Industrial & Commercial Fishing Licenses Consulting
Brokerage and Additional Services
According to the UN Food and Agriculture Organization (FAO), the demand for fish has risen at twice the rate of human population growth since 1961! All across the world, the demand for fish and fish by-products has significantly increased. With demand for fish increasing, fishing rights have become a valuable asset. We can help any entity interested in fishing rights obtain a commercial fishing license to catch fish on an industrial level. In most cases we can provide any industrial fishing entity unhindered access to fishing waters without any restrictions or quotas. To obtain more info about how to obtain an industrial fishing license or permit please contact us.
Commercial Fishing vs. Artisanal (small scale) Fishing
The world's fisheries today are organized in two quite distinct sectors: artisanal fisheries and industrial fisheries. Most of so called artisanal fisheries are a in fact the traditional local fisheries that have changed very little over past centuries. Consequently, they are usually requiring low technology, are labor-intensive and confined to near-shore or inshore fishing grounds. The industrial fisheries, on the other end, are calling for high technology and are quite capital intensive. The commercial fishing vessels are generally large and well equipped, and can sail widely over the oceans. With regard to vessel numbers and employment, the artisanal sector dominates the world's fisheries. Almost 85% of the world's fishing vessels and 75% of the fishermen are artisanal ones. However, due to its low technology and limited range, the artisanal fleet is only a small fraction of the world's catch of fish. In addition, the traditional fisherman yield is low, his income is generally small and his working conditions poor. The industrial fishing sector is economically much more efficient. Although the industrial fleet only comprises 15% of the world's fishing vessels and approximately 50% of the total tonnage of the world's fishing fleet, it accounts for over 80% of the volume of sea catch in the world.
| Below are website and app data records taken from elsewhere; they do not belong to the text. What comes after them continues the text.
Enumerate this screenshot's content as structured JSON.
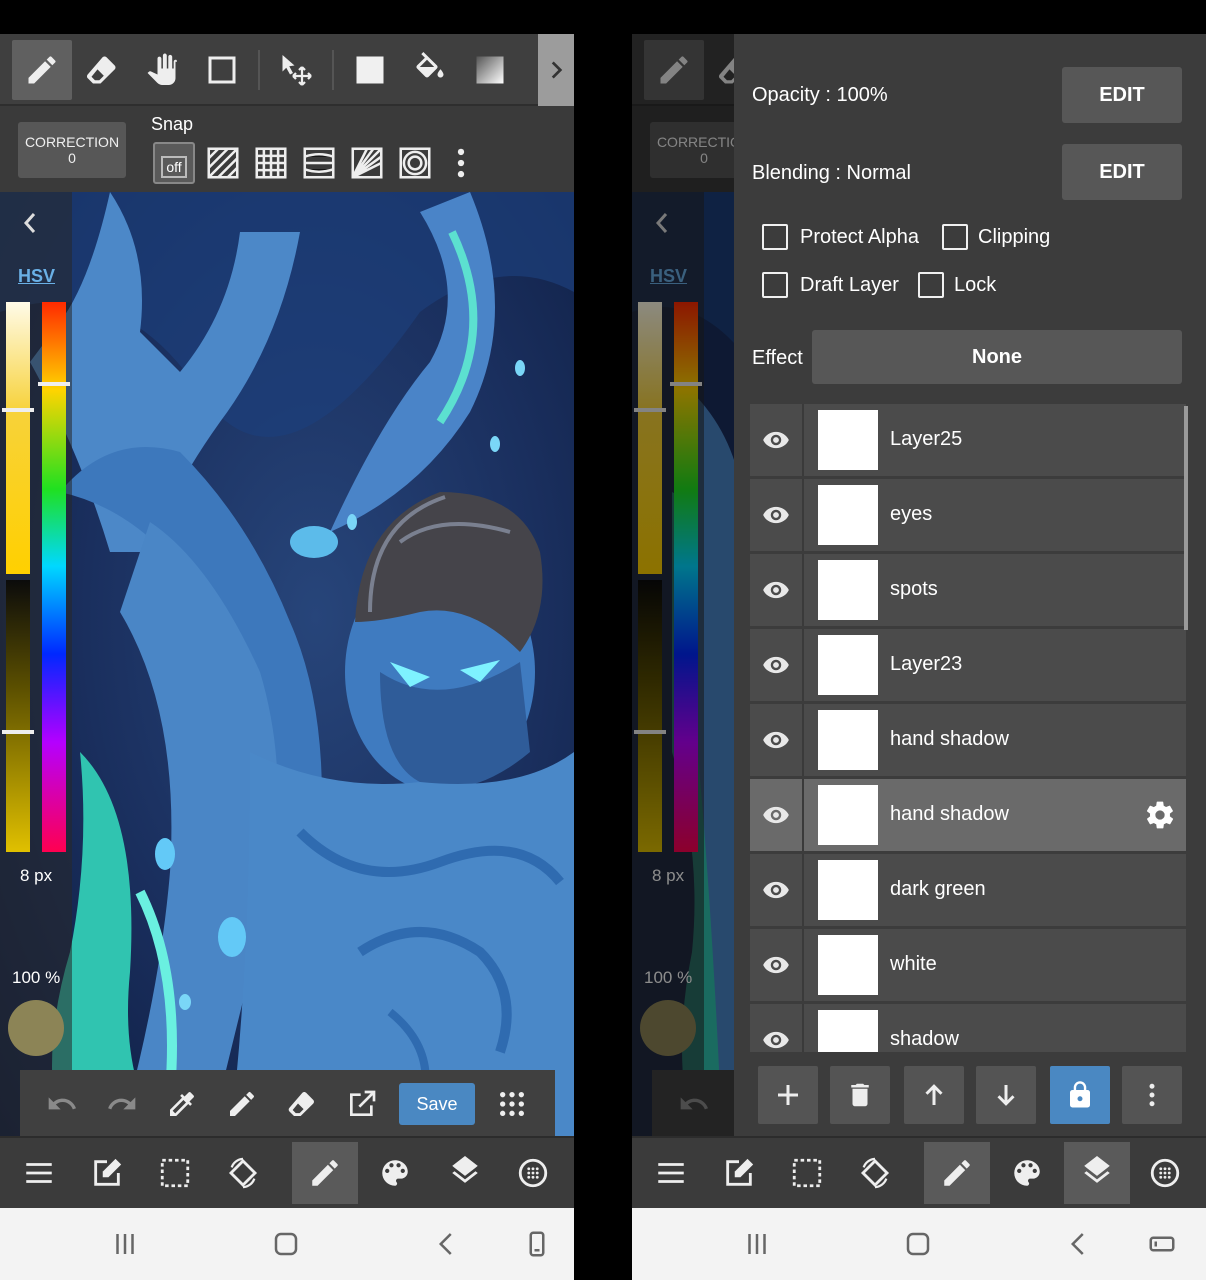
{
  "left": {
    "correction": {
      "label": "CORRECTION",
      "value": "0"
    },
    "snap_label": "Snap",
    "snap_off_label": "off",
    "color_model": "HSV",
    "brush_size": "8 px",
    "brush_opacity": "100 %",
    "current_color": "#8c8456",
    "save_label": "Save",
    "accent_color": "#4a88c2"
  },
  "right": {
    "correction": {
      "label": "CORRECTION",
      "value": "0"
    },
    "color_model": "HSV",
    "brush_size": "8 px",
    "brush_opacity": "100 %",
    "opacity_label": "Opacity : 100%",
    "blending_label": "Blending : Normal",
    "edit_label": "EDIT",
    "checks": {
      "protect_alpha": "Protect Alpha",
      "clipping": "Clipping",
      "draft_layer": "Draft Layer",
      "lock": "Lock"
    },
    "effect_label": "Effect",
    "effect_value": "None",
    "layers": [
      {
        "name": "Layer25",
        "visible": true,
        "selected": false
      },
      {
        "name": "eyes",
        "visible": true,
        "selected": false
      },
      {
        "name": "spots",
        "visible": true,
        "selected": false
      },
      {
        "name": "Layer23",
        "visible": true,
        "selected": false
      },
      {
        "name": "hand shadow",
        "visible": true,
        "selected": false
      },
      {
        "name": "hand shadow",
        "visible": true,
        "selected": true
      },
      {
        "name": "dark green",
        "visible": true,
        "selected": false
      },
      {
        "name": "white",
        "visible": true,
        "selected": false
      },
      {
        "name": "shadow",
        "visible": true,
        "selected": false
      }
    ]
  }
}
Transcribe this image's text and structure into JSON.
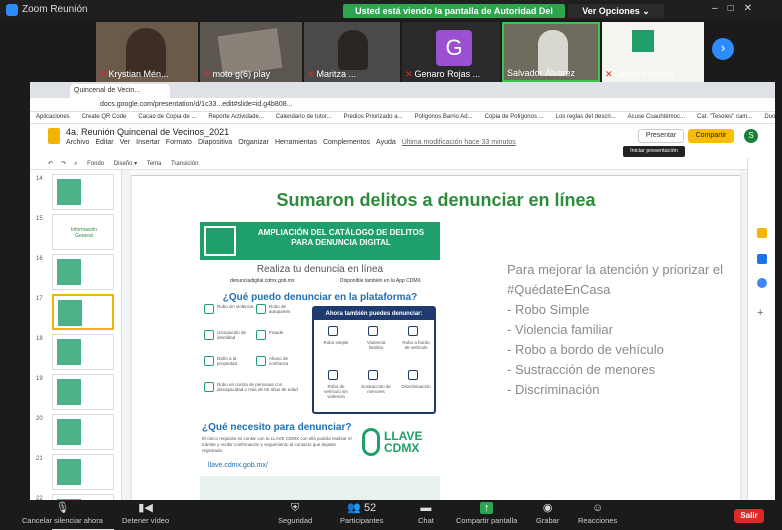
{
  "zoom": {
    "window_title": "Zoom Reunión",
    "share_banner": "Usted está viendo la pantalla de Autoridad Del Centro Histórico",
    "view_options": "Ver Opciones ⌄",
    "participants": [
      {
        "name": "Krystian Mén..."
      },
      {
        "name": "moto g(6) play"
      },
      {
        "name": "Maritza ..."
      },
      {
        "name": "Genaro Rojas ...",
        "initial": "G"
      },
      {
        "name": "Salvador Álvarez"
      },
      {
        "name": "Leticia Herrera"
      }
    ],
    "controls": {
      "audio": "Cancelar silenciar ahora",
      "video": "Detener vídeo",
      "security": "Seguridad",
      "participants": "Participantes",
      "participants_count": "52",
      "chat": "Chat",
      "share": "Compartir pantalla",
      "record": "Grabar",
      "reactions": "Reacciones",
      "leave": "Salir"
    }
  },
  "browser": {
    "tab_title": "Quincenal de Vecin...",
    "url": "docs.google.com/presentation/d/1c33...edit#slide=id.g4b808...",
    "bookmarks": [
      "Aplicaciones",
      "Create QR Code",
      "Cacao de Copia de ...",
      "Reporte Actividade...",
      "Calendario de tutor...",
      "Predios Priorizado a...",
      "Polígonos Barrio Ad...",
      "Copia de Polígonos ...",
      "Los reglas del descri...",
      "Acuse Cuauhtémoc...",
      "Cat. \"Tesoles\" cam...",
      "Duo familias de apa..."
    ]
  },
  "slides_app": {
    "doc_title": "4a. Reunión Quincenal de Vecinos_2021",
    "menus": [
      "Archivo",
      "Editar",
      "Ver",
      "Insertar",
      "Formato",
      "Diapositiva",
      "Organizar",
      "Herramientas",
      "Complementos",
      "Ayuda",
      "Última modificación hace 33 minutos"
    ],
    "present_label": "Presentar",
    "share_label": "Compartir",
    "tooltip": "Iniciar presentación (Ctrl+F5)",
    "user_initial": "S",
    "toolbar": [
      "Fondo",
      "Diseño ▾",
      "Tema",
      "Transición"
    ],
    "thumb_numbers": [
      "14",
      "15",
      "16",
      "17",
      "18",
      "19",
      "20",
      "21",
      "22"
    ],
    "thumb_15_text": "Información General",
    "selected_slide": "17"
  },
  "slide": {
    "title": "Sumaron delitos a denunciar en línea",
    "bullets": [
      "Para mejorar la atención y priorizar el #QuédateEnCasa",
      "- Robo Simple",
      "- Violencia familiar",
      "- Robo a bordo de vehículo",
      "- Sustracción de menores",
      "- Discriminación"
    ],
    "poster": {
      "header": "AMPLIACIÓN DEL CATÁLOGO DE DELITOS PARA DENUNCIA DIGITAL",
      "subtitle": "Realiza tu denuncia en línea",
      "site": "denunciadigital.cdmx.gob.mx",
      "app": "Disponible también en la App CDMX",
      "question1": "¿Qué puedo denunciar en la plataforma?",
      "left_items": [
        "Robo sin violencia",
        "Robo de autopartes",
        "Usurpación de identidad",
        "Fraude",
        "Daño a la propiedad",
        "Abuso de confianza",
        "Robo en contra de personas con discapacidad o más de 60 años de edad"
      ],
      "box_title": "Ahora también puedes denunciar:",
      "box_items": [
        "Robo simple",
        "Violencia familiar",
        "Robo a bordo de vehículo",
        "Robo de vehículo sin violencia",
        "Sustracción de menores",
        "Discriminación"
      ],
      "question2": "¿Qué necesito para denunciar?",
      "text": "El único requisito es contar con tu LLAVE CDMX con ella podrás realizar el trámite y recibir confirmación y seguimiento al contacto que dejaste registrado.",
      "link": "llave.cdmx.gob.mx/",
      "llave": "LLAVE CDMX"
    }
  }
}
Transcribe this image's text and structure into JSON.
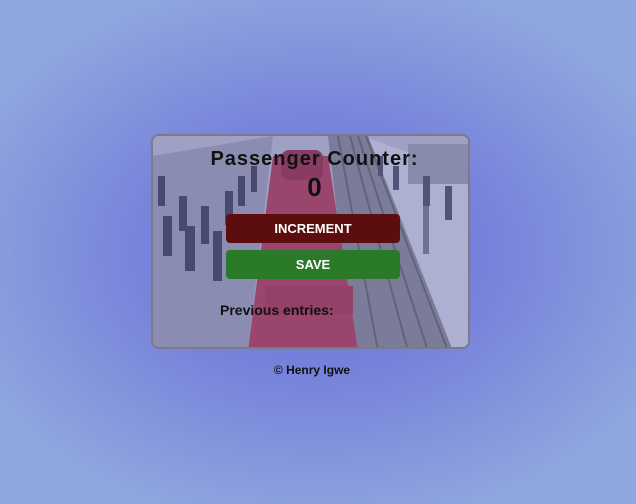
{
  "counter": {
    "heading": "Passenger Counter:",
    "count": "0",
    "increment_label": "INCREMENT",
    "save_label": "SAVE",
    "previous_label": "Previous entries:"
  },
  "footer": {
    "credit": "© Henry Igwe"
  },
  "colors": {
    "increment_button": "#5c0e0e",
    "save_button": "#2a7a2a",
    "background": "#7782da"
  }
}
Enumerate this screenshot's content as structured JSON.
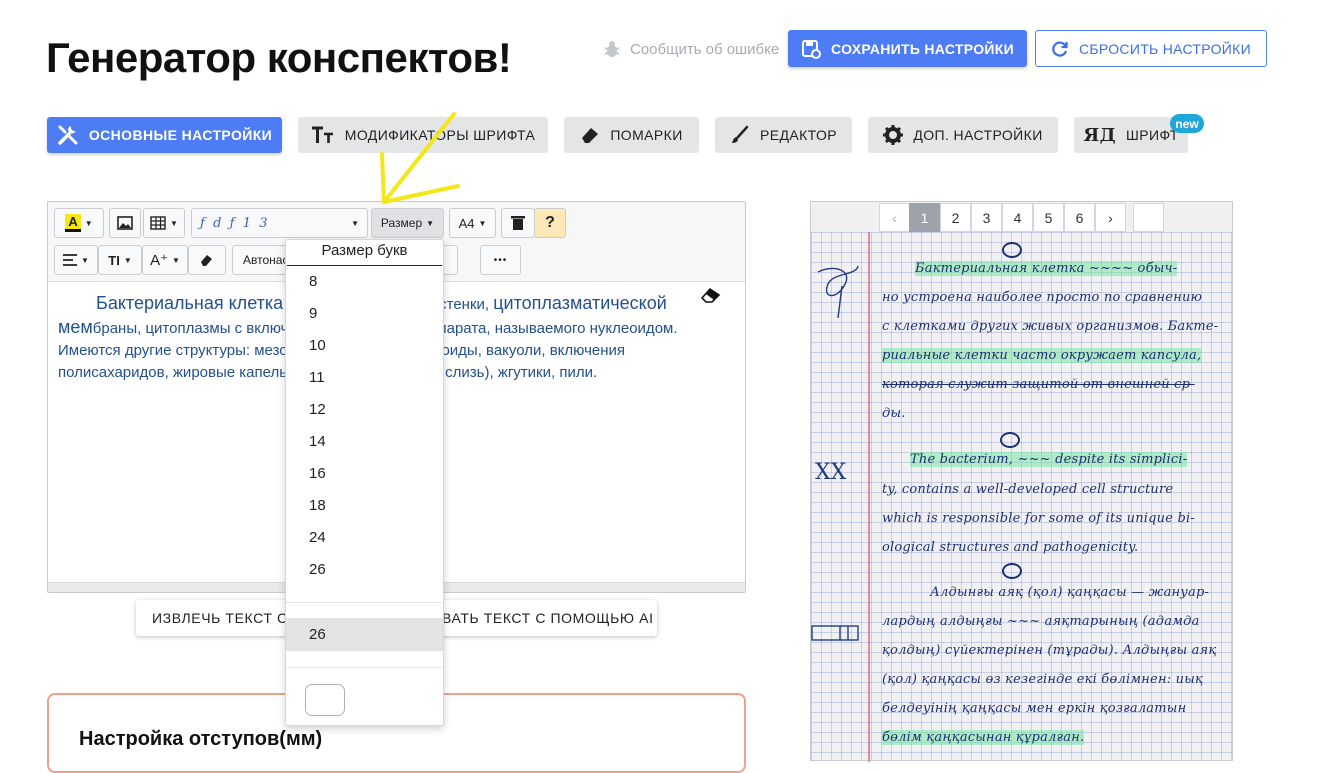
{
  "header": {
    "title_a": "Генератор",
    "title_b": " конспектов!",
    "report_label": "Сообщить об ошибке",
    "save_label": "СОХРАНИТЬ НАСТРОЙКИ",
    "reset_label": "СБРОСИТЬ НАСТРОЙКИ"
  },
  "tabs": [
    {
      "label": "ОСНОВНЫЕ НАСТРОЙКИ",
      "active": true
    },
    {
      "label": "МОДИФИКАТОРЫ ШРИФТА"
    },
    {
      "label": "ПОМАРКИ"
    },
    {
      "label": "РЕДАКТОР"
    },
    {
      "label": "ДОП. НАСТРОЙКИ"
    },
    {
      "label": "ШРИФТ",
      "badge": "new"
    }
  ],
  "toolbar": {
    "font_preview": "ƒ  d  ƒ  1  3",
    "size_label": "Размер",
    "paper_label": "A4",
    "help_label": "?",
    "auto_label": "Автонас",
    "color_glyph": "A",
    "text_glyph": "TI",
    "aplus_glyph": "A⁺",
    "more_glyph": "•••"
  },
  "editor": {
    "line1a": "Бактериальная клетка",
    "line1b": "стенки, ",
    "line1c": "цитоплазматической",
    "line2a": "мем",
    "line2b": "браны, цитоплазмы с включ",
    "line2c": "парата, называемого нуклеоидом.",
    "line3a": "Имеются другие структуры: мезо",
    "line3b": "лакоиды, вакуоли, включения",
    "line4a": "полисахаридов, жировые капель",
    "line4b": "сула, слизь), жгутики, пили."
  },
  "ai_bar": {
    "left_label": "ИЗВЛЕЧЬ ТЕКСТ С С",
    "right_label": "ВАТЬ ТЕКСТ С ПОМОЩЬЮ AI"
  },
  "margins": {
    "title": "Настройка отступов(мм)"
  },
  "size_dropdown": {
    "header": "Размер букв",
    "options": [
      "8",
      "9",
      "10",
      "11",
      "12",
      "14",
      "16",
      "18",
      "24",
      "26"
    ],
    "current": "26"
  },
  "preview": {
    "pages": [
      "‹",
      "1",
      "2",
      "3",
      "4",
      "5",
      "6",
      "›"
    ],
    "active_page": "1",
    "lines": [
      "Бактериальная клетка ~~~~ обыч-",
      "но устроена наиболее просто по сравнению",
      "с клетками других живых организмов. Бакте-",
      "риальные клетки часто окружает капсула,",
      "которая служит защитой от внешней ср-",
      "ды.",
      "The bacterium, ~~~ despite its simplici-",
      "ty, contains a well-developed cell structure",
      "which is responsible for some of its unique bi-",
      "ological structures and pathogenicity.",
      "Алдынғы аяқ (қол) қаңқасы — жануар-",
      "лардың алдыңғы ~~~ аяқтарының (адамда",
      "қолдың) сүйектерінен (тұрады). Алдыңғы аяқ",
      "(қол) қаңқасы өз кезегінде екі бөлімнен: иық",
      "белдеуінің қаңқасы мен еркін қозғалатын",
      "бөлім қаңқасынан құралған."
    ],
    "side_mark": "XX"
  },
  "colors": {
    "primary": "#4e7cf5",
    "badge": "#1ea7d8",
    "ink": "#1c2f72",
    "highlight": "#78e6a0",
    "arrow": "#f5e61a"
  }
}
Fisheries in the West African Marine Economic Region (WAMER) generate some US$400 million annually, making them the single most important source of foreign currencies and a key source of revenue for local economic and social development.
Since the EU own stocks are recognized as depleted, there are political pressures on the EU commission to secure as much access to West African waters as possible. Faced with decreasing stocks, the West African countries and the European Union concerns are progressively focused on “sustainable fishing policies”.
Fishing agreements give to African states valuable financial compensation in exchange for fishing rights for foreign vessels, which, in this region, come mostly from Spain and Portugal , but also from Italy , Holland , France , Greece and other EU countries. However ships from the EU are not the only foreign industrial trawlers operating in this part of the world. Russians, Chinese, Taiwanese, Japanese and Koreans are present, too.
West African governments have to balance their need for foreign exchange earnings with the need for fish stocks safeguarding, not only for the future but also to help feed their own people today. “Fishing in third countries is therefore not unethical, the point is to make sure it is done in a proper way” (Gregor Kreuzhuber, EC fisheries spokesman)
Fishing In West African Waters.
Within the West African Marine Economic Region, there are many accessible Economic Exclusive Zones where commercial fishing activities can be organized. In Mauritania , for example, where landings top 600,000 metric tons annually, foreign industrial fishing fleets catch about 80% of the fish while the smaller scale, artisanal sector catches around 20%. The money generated by selling fishing rights to foreign fleets in national waters provide this country with 20-25% of budget receipts every year. Fishing also generates more than 36,000 jobs in the country. Recently, 173 trawlers from EU countries have got permits to fish in Mauritanian waters, as well as over 160 trawlers from other foreign countries. Mauritania has also improved its investment climate so that foreign operators can integrate their activity into coastal economies. As for many other countries in this part of the world, the dream is therefore to provide a livelihood for all of its people today, but not to kill the goose - or rather the fish, in this case - that lay the golden eggs…Selling fishing rights are now made in view of the creation and maintenance of sustainable fisheries, the enforcement of current fishing policy, the use of local labor forces or infrastructures in order to create jobs and alleviates poverty in the long term.
The Industrial Fishing Department of ProFortis International Ltd,
Your Gateway to Commercial and Industrial Fishing Licenses!